• [Data for the task]
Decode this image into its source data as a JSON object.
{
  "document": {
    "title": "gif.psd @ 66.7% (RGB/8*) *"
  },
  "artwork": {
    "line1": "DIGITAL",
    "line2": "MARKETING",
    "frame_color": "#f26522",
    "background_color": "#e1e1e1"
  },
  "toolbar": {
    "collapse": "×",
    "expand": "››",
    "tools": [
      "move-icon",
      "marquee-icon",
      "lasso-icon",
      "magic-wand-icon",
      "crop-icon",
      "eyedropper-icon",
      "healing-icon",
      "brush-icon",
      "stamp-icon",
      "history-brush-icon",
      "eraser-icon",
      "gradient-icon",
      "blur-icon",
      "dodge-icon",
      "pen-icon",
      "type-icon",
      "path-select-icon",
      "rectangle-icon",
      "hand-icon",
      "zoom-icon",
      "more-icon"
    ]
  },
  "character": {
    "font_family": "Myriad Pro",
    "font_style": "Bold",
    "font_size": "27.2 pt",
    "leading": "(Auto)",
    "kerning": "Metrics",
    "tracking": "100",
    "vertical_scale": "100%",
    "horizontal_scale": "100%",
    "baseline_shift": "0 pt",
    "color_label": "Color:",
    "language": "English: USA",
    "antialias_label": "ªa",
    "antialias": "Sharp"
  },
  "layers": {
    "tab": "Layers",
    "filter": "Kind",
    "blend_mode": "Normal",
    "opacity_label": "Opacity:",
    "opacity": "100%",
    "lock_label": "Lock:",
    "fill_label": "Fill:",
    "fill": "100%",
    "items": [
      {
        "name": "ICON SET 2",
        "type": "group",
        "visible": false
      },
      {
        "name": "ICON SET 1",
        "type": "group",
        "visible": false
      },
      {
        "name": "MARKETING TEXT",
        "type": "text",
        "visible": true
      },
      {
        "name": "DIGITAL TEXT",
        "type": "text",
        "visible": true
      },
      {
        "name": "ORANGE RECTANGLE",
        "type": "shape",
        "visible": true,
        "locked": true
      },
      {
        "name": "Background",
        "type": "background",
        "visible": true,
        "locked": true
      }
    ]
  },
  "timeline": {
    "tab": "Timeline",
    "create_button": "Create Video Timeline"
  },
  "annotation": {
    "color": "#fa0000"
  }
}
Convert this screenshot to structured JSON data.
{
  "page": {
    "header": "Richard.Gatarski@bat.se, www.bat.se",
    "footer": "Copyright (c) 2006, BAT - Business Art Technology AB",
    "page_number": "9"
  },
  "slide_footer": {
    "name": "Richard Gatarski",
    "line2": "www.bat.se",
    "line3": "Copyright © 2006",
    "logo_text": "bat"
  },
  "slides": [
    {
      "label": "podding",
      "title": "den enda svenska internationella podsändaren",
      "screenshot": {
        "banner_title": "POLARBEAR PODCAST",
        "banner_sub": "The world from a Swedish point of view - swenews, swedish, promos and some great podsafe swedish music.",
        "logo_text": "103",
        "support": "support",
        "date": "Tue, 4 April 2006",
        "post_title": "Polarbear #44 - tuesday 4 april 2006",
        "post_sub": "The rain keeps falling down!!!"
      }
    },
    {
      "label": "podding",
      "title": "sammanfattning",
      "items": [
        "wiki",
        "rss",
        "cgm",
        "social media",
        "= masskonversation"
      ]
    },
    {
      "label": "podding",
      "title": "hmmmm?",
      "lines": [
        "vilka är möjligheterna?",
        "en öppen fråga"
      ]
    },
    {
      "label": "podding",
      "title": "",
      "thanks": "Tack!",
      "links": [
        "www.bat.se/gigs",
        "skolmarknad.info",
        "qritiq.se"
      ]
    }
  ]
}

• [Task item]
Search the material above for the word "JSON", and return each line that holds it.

• [Problem solution]
Decode this image into its source data as a JSON object.
Convert this screenshot to structured JSON data.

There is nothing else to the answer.